Exercise details: Could you restate every entry word for word, minus the pictures?

Provided information:
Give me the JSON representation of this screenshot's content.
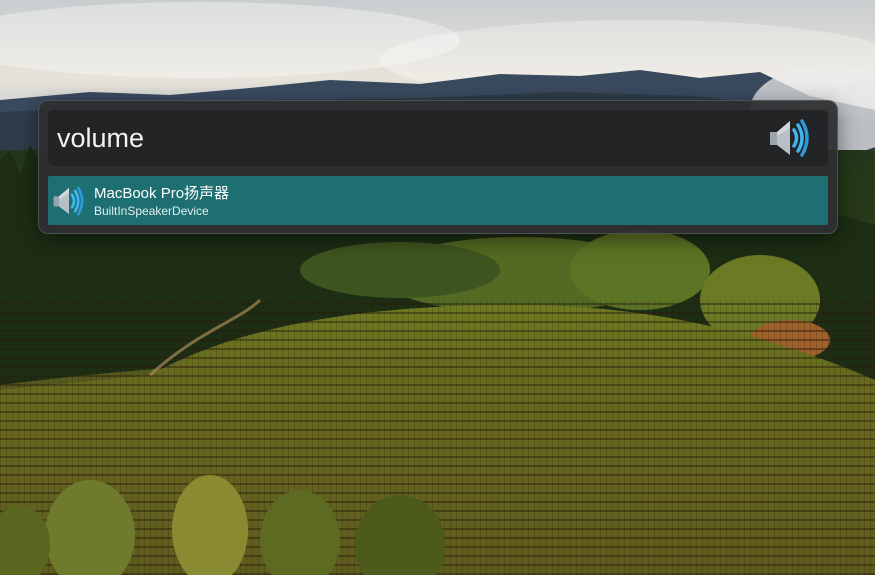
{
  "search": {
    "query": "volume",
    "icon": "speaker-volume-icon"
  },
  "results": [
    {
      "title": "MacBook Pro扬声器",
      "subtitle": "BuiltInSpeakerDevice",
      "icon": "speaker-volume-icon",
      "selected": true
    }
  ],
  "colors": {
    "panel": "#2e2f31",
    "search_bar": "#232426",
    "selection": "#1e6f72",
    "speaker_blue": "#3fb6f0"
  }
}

Task response:
Give me the JSON representation of this screenshot's content.
{
  "search": {
    "query": "volume",
    "icon": "speaker-volume-icon"
  },
  "results": [
    {
      "title": "MacBook Pro扬声器",
      "subtitle": "BuiltInSpeakerDevice",
      "icon": "speaker-volume-icon",
      "selected": true
    }
  ],
  "colors": {
    "panel": "#2e2f31",
    "search_bar": "#232426",
    "selection": "#1e6f72",
    "speaker_blue": "#3fb6f0"
  }
}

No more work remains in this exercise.